§ **Brief**: Lines below that include "가져오기" are the answer; copy each one.

§ **Exercise material**:
====
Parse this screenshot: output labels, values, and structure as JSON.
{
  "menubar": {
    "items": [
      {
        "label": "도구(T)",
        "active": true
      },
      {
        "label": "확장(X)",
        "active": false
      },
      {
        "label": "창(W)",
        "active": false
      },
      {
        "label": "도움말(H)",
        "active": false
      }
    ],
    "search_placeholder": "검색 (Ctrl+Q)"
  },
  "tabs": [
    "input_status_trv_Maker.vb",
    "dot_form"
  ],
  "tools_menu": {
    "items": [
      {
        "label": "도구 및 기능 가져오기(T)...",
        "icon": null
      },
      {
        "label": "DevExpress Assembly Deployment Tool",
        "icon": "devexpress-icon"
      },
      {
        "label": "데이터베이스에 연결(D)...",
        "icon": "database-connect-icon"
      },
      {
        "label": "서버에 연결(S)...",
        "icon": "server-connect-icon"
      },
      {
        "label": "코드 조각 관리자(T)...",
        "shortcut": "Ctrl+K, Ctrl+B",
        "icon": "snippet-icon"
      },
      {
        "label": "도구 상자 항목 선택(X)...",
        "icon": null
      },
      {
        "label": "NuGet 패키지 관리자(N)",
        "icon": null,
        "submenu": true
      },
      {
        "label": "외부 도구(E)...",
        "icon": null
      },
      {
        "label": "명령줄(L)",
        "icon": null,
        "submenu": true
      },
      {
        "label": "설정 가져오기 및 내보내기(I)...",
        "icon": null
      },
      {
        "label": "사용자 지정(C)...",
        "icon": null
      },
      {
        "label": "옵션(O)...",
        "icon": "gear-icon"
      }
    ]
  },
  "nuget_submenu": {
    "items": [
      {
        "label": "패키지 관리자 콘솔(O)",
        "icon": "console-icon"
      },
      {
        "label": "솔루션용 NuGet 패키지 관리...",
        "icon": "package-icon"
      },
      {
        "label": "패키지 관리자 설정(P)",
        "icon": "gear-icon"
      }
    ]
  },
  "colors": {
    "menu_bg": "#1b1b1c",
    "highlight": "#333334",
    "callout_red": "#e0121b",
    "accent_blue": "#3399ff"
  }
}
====
§ **Exercise response**:
        "label": "도구 및 기능 가져오기(T)...",
        "label": "설정 가져오기 및 내보내기(I)...",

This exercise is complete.